Search the data below for the word "piano" and copy each line that holds it.

■ PROVIDED DATA
BEGIN
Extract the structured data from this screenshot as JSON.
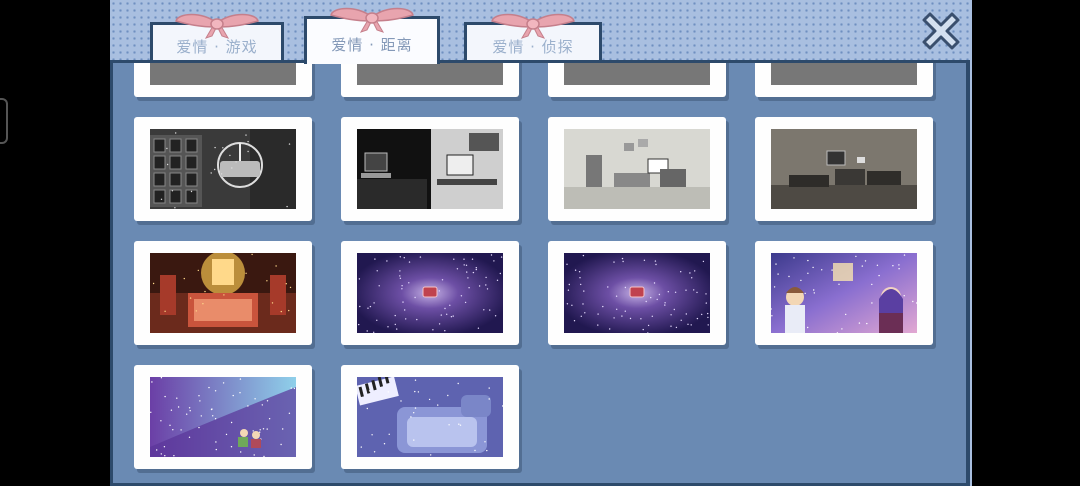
{
  "tabs": [
    {
      "label": "爱情 · 游戏",
      "active": false
    },
    {
      "label": "爱情 · 距离",
      "active": true
    },
    {
      "label": "爱情 · 侦探",
      "active": false
    }
  ],
  "close_icon": "close-x-icon",
  "gallery": {
    "columns": 4,
    "items": [
      {
        "name": "cg-partial-1",
        "scene": "partial"
      },
      {
        "name": "cg-partial-2",
        "scene": "partial"
      },
      {
        "name": "cg-partial-3",
        "scene": "partial"
      },
      {
        "name": "cg-partial-4",
        "scene": "partial"
      },
      {
        "name": "cg-ferris-wheel-night",
        "scene": "gray"
      },
      {
        "name": "cg-two-desks-computers",
        "scene": "dark-desks"
      },
      {
        "name": "cg-gray-bedroom",
        "scene": "gray-room"
      },
      {
        "name": "cg-dim-bedroom",
        "scene": "dim-room"
      },
      {
        "name": "cg-golden-bed-chamber",
        "scene": "gold"
      },
      {
        "name": "cg-cosmos-piano",
        "scene": "cosmos"
      },
      {
        "name": "cg-cosmos-radio",
        "scene": "cosmos"
      },
      {
        "name": "cg-couple-galaxy",
        "scene": "galaxy"
      },
      {
        "name": "cg-couple-stardust",
        "scene": "stardust"
      },
      {
        "name": "cg-piano-sofa-room",
        "scene": "piano-room"
      }
    ]
  },
  "colors": {
    "background_dots": "#a9bfe0",
    "panel": "#6a8ab3",
    "border": "#2d4a6b",
    "bow": "#e8a4ae",
    "tab_text": "#9bb0cc"
  }
}
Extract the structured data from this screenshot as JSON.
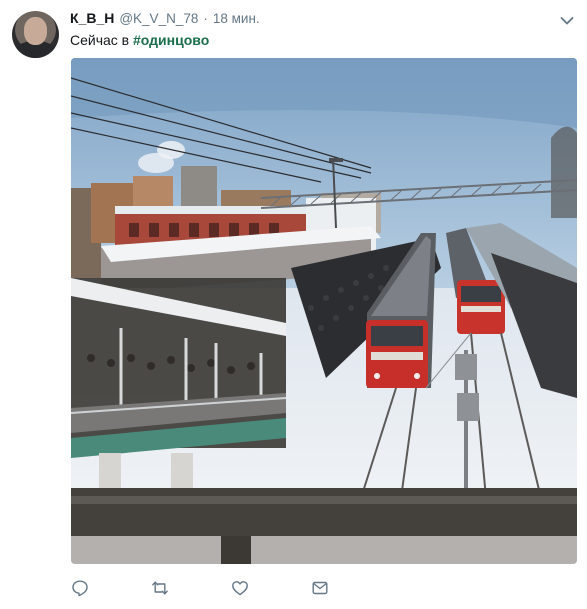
{
  "tweet": {
    "author_name": "К_В_Н",
    "handle": "@K_V_N_78",
    "separator": "·",
    "timestamp": "18 мин.",
    "text_prefix": "Сейчас в ",
    "hashtag": "#одинцово"
  },
  "icons": {
    "caret": "chevron-down-icon",
    "reply": "reply-icon",
    "retweet": "retweet-icon",
    "like": "heart-icon",
    "message": "envelope-icon"
  },
  "colors": {
    "hashtag": "#1b6d4b",
    "muted": "#657786",
    "icon": "#657786"
  }
}
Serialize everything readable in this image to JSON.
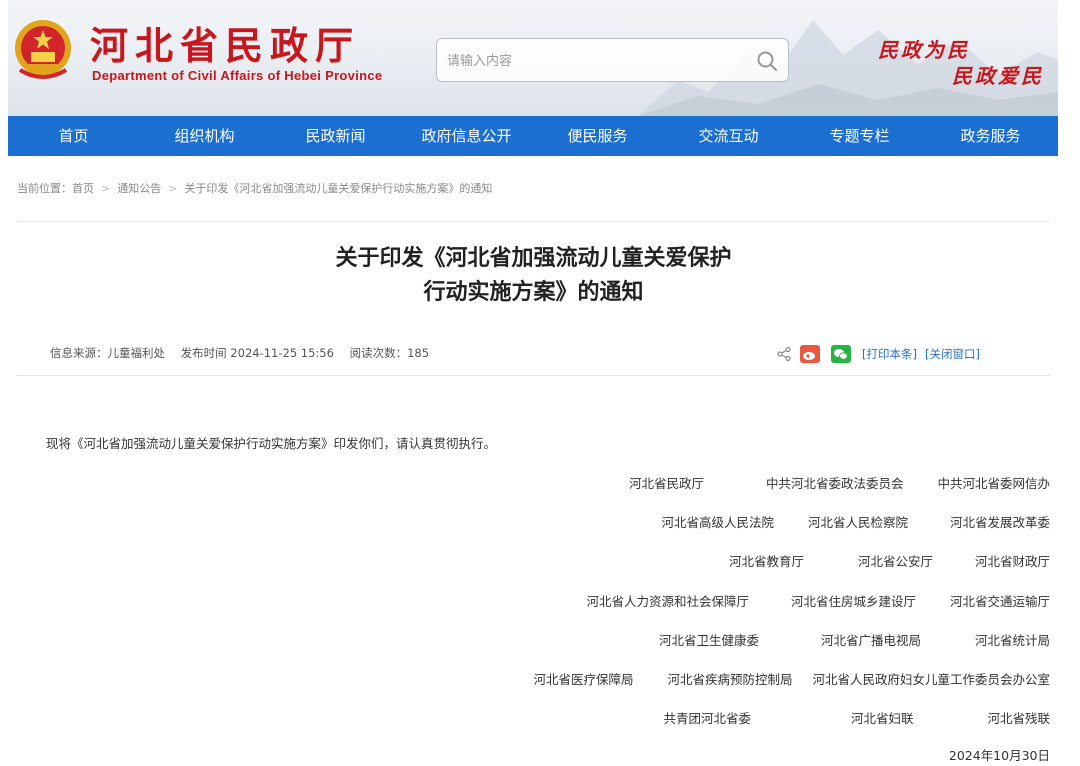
{
  "header": {
    "site_title": "河北省民政厅",
    "site_subtitle": "Department of Civil Affairs of Hebei Province",
    "search_placeholder": "请输入内容",
    "slogan_line1": "民政为民",
    "slogan_line2": "民政爱民",
    "colors": {
      "brand_red": "#c8161d",
      "nav_blue": "#1b6fd1"
    }
  },
  "nav": {
    "items": [
      "首页",
      "组织机构",
      "民政新闻",
      "政府信息公开",
      "便民服务",
      "交流互动",
      "专题专栏",
      "政务服务"
    ]
  },
  "breadcrumb": {
    "prefix": "当前位置：",
    "home": "首页",
    "section": "通知公告",
    "current": "关于印发《河北省加强流动儿童关爱保护行动实施方案》的通知",
    "separator": ">"
  },
  "article": {
    "title_line1": "关于印发《河北省加强流动儿童关爱保护",
    "title_line2": "行动实施方案》的通知",
    "source": "信息来源：儿童福利处",
    "publish_time": "发布时间 2024-11-25 15:56",
    "read_count": "阅读次数：185",
    "print_label": "[打印本条]",
    "close_label": "[关闭窗口]",
    "intro": "现将《河北省加强流动儿童关爱保护行动实施方案》印发你们，请认真贯彻执行。",
    "signatories": [
      [
        "河北省民政厅",
        "中共河北省委政法委员会",
        "中共河北省委网信办"
      ],
      [
        "河北省高级人民法院",
        "河北省人民检察院",
        "河北省发展改革委"
      ],
      [
        "河北省教育厅",
        "河北省公安厅",
        "河北省财政厅"
      ],
      [
        "河北省人力资源和社会保障厅",
        "河北省住房城乡建设厅",
        "河北省交通运输厅"
      ],
      [
        "河北省卫生健康委",
        "河北省广播电视局",
        "河北省统计局"
      ],
      [
        "河北省医疗保障局",
        "河北省疾病预防控制局",
        "河北省人民政府妇女儿童工作委员会办公室"
      ],
      [
        "共青团河北省委",
        "河北省妇联",
        "河北省残联"
      ]
    ],
    "date": "2024年10月30日"
  }
}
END
■ RESULT FOR THIS EXERCISE
        "name": "cg-cosmos-piano",
        "name": "cg-piano-sofa-room",
        "scene": "piano-room"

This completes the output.